- _WHAT YOU WILL DO_: Take from the data every line in which the word "screenshot" is found.

- _SUPPLIED INFORMATION_:
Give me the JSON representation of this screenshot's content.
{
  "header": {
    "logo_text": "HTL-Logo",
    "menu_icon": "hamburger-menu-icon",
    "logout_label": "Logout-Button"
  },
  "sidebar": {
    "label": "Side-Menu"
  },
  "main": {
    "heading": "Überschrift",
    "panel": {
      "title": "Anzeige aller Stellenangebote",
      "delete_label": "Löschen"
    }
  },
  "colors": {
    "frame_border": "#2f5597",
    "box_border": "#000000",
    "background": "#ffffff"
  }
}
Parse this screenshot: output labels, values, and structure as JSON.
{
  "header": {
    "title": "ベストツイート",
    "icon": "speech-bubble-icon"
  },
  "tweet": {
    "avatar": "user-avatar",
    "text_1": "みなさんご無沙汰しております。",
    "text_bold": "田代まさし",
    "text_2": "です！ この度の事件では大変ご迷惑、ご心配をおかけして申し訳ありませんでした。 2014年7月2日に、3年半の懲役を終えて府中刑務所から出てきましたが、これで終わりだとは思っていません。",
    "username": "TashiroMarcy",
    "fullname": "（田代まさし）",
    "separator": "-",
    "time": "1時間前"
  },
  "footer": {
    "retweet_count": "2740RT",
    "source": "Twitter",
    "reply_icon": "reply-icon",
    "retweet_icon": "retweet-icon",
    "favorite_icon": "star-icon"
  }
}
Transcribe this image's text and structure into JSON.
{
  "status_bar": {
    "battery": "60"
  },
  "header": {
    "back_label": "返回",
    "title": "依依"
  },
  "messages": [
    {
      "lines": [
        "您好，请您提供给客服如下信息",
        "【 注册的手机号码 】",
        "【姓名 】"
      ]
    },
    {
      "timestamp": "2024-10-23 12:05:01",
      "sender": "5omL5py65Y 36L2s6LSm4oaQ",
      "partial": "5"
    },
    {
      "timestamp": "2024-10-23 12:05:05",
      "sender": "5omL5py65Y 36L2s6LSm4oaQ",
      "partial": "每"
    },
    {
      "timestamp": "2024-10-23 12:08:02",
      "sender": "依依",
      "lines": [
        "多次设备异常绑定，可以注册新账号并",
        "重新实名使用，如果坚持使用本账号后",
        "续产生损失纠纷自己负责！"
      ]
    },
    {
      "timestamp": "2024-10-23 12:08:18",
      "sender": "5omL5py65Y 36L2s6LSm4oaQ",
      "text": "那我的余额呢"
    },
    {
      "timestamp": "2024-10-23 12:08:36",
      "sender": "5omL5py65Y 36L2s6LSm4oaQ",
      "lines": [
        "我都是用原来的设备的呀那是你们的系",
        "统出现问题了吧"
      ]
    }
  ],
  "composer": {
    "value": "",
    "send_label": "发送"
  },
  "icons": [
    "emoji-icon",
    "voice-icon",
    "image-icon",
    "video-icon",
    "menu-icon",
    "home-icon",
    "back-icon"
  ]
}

- _SOLUTION FOR THIS PROBLEM_:
Give me the JSON representation of this screenshot's content.
Parse this screenshot: output labels, values, and structure as JSON.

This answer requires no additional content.